• _What the task requires_
Count each line below that has the word "Align" in it, and give only the total.

......

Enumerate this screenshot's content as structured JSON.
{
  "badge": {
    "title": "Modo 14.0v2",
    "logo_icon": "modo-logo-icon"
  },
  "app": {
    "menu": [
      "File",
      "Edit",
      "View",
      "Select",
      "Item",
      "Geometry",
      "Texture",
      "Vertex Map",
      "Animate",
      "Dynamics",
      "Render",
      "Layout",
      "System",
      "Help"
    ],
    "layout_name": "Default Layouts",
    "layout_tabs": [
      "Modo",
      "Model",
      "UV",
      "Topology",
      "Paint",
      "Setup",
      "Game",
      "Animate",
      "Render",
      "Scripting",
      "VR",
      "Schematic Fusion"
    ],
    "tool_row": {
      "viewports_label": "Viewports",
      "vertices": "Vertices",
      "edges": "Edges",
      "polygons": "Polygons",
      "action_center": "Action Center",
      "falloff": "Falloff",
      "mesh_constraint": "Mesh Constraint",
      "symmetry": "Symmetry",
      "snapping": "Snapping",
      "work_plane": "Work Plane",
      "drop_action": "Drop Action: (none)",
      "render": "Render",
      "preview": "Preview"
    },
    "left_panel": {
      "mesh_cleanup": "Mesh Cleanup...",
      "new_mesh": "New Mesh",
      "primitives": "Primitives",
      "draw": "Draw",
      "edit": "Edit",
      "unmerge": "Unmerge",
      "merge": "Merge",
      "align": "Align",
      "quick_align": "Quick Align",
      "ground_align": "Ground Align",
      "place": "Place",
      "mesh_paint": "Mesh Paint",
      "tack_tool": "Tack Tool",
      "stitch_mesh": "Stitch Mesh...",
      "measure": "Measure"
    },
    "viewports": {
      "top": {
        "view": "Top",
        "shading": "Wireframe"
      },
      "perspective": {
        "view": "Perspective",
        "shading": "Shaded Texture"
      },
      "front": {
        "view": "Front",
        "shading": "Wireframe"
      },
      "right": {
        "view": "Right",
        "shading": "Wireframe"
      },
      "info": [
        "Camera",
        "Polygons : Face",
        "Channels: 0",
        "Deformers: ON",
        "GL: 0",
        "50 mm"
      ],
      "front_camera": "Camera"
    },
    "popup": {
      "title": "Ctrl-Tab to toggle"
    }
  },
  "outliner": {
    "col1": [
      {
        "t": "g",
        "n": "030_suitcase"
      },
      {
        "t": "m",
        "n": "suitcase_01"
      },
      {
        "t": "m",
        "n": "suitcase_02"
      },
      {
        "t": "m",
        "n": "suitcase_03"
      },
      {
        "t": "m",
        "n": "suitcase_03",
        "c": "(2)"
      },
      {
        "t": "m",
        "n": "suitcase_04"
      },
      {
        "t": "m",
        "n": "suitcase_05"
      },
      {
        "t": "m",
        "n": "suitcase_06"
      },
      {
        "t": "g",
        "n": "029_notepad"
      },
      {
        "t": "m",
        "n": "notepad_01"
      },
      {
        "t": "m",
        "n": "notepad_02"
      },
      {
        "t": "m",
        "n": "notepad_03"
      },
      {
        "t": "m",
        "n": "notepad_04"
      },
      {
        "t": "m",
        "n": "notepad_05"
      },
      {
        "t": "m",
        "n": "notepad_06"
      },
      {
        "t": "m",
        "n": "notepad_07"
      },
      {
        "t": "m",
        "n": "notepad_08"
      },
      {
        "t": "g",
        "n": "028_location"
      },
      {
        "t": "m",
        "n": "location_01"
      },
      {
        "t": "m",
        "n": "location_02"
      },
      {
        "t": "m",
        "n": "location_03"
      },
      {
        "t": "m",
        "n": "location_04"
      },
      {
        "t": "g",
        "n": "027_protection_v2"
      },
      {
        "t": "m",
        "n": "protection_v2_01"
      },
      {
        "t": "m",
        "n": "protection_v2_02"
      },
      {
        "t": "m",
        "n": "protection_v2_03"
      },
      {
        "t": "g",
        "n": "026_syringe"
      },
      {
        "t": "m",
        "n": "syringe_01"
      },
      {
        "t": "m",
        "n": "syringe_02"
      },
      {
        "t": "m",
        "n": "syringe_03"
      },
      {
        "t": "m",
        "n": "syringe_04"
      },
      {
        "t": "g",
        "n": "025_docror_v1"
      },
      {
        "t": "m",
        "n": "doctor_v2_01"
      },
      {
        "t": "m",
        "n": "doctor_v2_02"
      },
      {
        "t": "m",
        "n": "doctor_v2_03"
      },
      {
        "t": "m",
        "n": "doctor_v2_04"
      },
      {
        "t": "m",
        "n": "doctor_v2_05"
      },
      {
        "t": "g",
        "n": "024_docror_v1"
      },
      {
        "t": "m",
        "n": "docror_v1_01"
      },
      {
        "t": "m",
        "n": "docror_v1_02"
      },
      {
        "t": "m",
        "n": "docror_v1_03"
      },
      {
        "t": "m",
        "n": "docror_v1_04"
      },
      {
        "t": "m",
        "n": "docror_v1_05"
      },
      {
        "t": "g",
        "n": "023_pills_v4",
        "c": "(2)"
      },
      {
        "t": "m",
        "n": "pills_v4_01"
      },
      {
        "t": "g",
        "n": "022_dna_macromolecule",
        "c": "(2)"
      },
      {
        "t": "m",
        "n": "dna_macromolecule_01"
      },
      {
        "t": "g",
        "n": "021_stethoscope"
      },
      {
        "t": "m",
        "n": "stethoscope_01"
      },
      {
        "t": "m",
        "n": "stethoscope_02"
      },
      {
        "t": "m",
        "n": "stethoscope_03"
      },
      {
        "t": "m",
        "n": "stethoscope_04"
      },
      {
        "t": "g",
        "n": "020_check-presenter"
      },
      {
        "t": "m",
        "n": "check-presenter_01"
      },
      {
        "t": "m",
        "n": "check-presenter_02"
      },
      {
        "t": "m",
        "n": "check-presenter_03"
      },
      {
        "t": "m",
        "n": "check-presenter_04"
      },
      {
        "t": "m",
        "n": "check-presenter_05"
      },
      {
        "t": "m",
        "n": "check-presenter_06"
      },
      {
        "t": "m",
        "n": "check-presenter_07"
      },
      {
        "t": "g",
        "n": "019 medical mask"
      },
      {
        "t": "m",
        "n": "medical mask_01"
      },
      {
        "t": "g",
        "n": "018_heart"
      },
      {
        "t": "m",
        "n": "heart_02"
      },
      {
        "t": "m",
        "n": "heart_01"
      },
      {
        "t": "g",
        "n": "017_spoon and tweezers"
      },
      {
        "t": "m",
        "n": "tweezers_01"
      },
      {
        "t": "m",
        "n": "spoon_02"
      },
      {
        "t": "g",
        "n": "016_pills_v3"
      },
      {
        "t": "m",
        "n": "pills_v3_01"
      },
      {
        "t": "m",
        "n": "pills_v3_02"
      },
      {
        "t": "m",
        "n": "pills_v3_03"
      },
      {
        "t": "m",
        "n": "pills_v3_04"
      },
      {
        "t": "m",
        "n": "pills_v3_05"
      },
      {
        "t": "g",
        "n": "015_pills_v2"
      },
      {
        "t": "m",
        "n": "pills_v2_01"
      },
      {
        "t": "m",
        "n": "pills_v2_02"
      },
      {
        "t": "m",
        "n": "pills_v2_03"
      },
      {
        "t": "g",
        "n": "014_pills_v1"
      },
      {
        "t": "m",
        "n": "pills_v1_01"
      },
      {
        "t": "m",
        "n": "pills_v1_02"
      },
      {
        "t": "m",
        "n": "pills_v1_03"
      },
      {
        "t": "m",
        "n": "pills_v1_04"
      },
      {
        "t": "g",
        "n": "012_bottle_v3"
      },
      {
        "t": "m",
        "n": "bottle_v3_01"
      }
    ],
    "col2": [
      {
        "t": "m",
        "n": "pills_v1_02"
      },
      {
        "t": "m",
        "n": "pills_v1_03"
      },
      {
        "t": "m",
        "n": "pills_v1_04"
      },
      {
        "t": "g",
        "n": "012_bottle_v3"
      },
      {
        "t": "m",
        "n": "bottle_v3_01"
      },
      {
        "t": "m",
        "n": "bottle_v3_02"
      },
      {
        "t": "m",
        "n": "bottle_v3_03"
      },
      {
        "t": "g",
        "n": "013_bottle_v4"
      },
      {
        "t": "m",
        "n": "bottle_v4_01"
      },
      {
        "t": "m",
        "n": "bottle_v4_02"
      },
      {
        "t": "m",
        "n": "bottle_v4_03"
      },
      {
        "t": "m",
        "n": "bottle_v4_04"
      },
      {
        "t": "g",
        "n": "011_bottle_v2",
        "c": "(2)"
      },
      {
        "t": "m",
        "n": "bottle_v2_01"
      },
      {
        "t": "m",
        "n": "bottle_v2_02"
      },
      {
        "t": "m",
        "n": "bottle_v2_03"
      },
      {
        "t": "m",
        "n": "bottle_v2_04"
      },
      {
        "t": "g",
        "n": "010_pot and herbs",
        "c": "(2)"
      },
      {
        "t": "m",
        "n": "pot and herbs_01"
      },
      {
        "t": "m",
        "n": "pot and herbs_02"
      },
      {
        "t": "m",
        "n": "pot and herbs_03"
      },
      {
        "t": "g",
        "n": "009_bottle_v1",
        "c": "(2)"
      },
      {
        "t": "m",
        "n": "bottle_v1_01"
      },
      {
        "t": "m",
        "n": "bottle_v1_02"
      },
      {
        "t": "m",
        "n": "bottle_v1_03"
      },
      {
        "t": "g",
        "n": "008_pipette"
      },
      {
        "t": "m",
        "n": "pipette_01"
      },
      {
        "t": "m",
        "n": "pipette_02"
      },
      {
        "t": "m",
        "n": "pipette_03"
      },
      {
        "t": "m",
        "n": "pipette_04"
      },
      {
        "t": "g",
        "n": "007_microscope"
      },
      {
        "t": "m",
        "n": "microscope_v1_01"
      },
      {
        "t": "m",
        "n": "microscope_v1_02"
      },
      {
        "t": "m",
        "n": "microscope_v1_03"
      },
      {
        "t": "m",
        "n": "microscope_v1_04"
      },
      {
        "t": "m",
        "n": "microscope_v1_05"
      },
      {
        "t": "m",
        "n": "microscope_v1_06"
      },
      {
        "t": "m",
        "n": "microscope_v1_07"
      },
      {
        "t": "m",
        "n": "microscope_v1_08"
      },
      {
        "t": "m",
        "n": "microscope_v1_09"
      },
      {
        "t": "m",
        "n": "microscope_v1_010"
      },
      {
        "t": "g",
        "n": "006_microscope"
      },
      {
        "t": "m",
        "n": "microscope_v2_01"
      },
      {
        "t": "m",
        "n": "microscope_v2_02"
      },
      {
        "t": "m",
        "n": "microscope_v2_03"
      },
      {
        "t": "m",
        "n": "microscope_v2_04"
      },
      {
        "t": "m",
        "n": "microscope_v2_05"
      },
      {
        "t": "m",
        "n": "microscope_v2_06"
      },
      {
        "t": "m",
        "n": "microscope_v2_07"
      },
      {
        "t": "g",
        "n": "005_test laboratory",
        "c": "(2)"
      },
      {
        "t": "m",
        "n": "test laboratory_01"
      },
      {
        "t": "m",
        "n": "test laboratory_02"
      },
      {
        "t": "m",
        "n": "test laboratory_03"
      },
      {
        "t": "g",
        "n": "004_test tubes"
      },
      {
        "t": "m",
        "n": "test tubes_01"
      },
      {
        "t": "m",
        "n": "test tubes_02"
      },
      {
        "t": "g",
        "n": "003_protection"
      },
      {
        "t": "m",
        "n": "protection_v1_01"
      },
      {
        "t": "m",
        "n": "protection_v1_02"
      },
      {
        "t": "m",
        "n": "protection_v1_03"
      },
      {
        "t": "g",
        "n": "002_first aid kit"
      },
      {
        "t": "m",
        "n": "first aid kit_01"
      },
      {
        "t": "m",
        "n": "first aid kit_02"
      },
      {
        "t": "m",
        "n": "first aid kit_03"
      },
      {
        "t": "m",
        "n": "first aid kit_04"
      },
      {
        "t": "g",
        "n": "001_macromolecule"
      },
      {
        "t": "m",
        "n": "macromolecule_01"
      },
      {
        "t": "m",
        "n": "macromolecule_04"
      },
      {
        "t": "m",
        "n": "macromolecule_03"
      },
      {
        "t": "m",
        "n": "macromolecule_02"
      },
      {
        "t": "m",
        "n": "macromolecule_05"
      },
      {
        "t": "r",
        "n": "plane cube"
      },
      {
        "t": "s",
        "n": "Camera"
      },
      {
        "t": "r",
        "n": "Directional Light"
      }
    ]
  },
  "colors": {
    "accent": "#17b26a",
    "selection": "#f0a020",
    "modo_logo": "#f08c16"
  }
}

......

• _Task solution_
3